[Records from a data source]
════════

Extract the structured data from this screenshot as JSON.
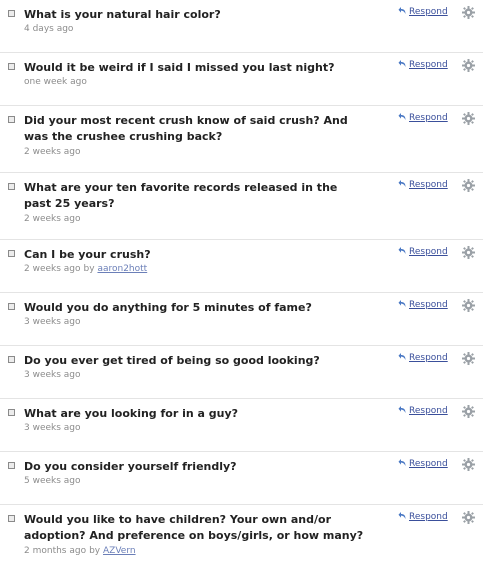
{
  "respond_label": "Respond",
  "by_label": "by",
  "questions": [
    {
      "text": "What is your natural hair color?",
      "time": "4 days ago",
      "author": ""
    },
    {
      "text": "Would it be weird if I said I missed you last night?",
      "time": "one week ago",
      "author": ""
    },
    {
      "text": "Did your most recent crush know of said crush? And was the crushee crushing back?",
      "time": "2 weeks ago",
      "author": ""
    },
    {
      "text": "What are your ten favorite records released in the past 25 years?",
      "time": "2 weeks ago",
      "author": ""
    },
    {
      "text": "Can I be your crush?",
      "time": "2 weeks ago",
      "author": "aaron2hott"
    },
    {
      "text": "Would you do anything for 5 minutes of fame?",
      "time": "3 weeks ago",
      "author": ""
    },
    {
      "text": "Do you ever get tired of being so good looking?",
      "time": "3 weeks ago",
      "author": ""
    },
    {
      "text": "What are you looking for in a guy?",
      "time": "3 weeks ago",
      "author": ""
    },
    {
      "text": "Do you consider yourself friendly?",
      "time": "5 weeks ago",
      "author": ""
    },
    {
      "text": "Would you like to have children? Your own and/or adoption? And preference on boys/girls, or how many?",
      "time": "2 months ago",
      "author": "AZVern"
    }
  ],
  "colors": {
    "link": "#3a4f9b",
    "author_link": "#6b7fb8",
    "meta": "#8c8c8c"
  },
  "icons": {
    "respond": "respond-arrow-icon",
    "options": "gear-icon"
  }
}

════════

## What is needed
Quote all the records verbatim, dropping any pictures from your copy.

## Task response
Extract the structured data from this screenshot as JSON.
{
  "respond_label": "Respond",
  "by_label": "by",
  "questions": [
    {
      "text": "What is your natural hair color?",
      "time": "4 days ago",
      "author": ""
    },
    {
      "text": "Would it be weird if I said I missed you last night?",
      "time": "one week ago",
      "author": ""
    },
    {
      "text": "Did your most recent crush know of said crush? And was the crushee crushing back?",
      "time": "2 weeks ago",
      "author": ""
    },
    {
      "text": "What are your ten favorite records released in the past 25 years?",
      "time": "2 weeks ago",
      "author": ""
    },
    {
      "text": "Can I be your crush?",
      "time": "2 weeks ago",
      "author": "aaron2hott"
    },
    {
      "text": "Would you do anything for 5 minutes of fame?",
      "time": "3 weeks ago",
      "author": ""
    },
    {
      "text": "Do you ever get tired of being so good looking?",
      "time": "3 weeks ago",
      "author": ""
    },
    {
      "text": "What are you looking for in a guy?",
      "time": "3 weeks ago",
      "author": ""
    },
    {
      "text": "Do you consider yourself friendly?",
      "time": "5 weeks ago",
      "author": ""
    },
    {
      "text": "Would you like to have children? Your own and/or adoption? And preference on boys/girls, or how many?",
      "time": "2 months ago",
      "author": "AZVern"
    }
  ],
  "colors": {
    "link": "#3a4f9b",
    "author_link": "#6b7fb8",
    "meta": "#8c8c8c"
  },
  "icons": {
    "respond": "respond-arrow-icon",
    "options": "gear-icon"
  }
}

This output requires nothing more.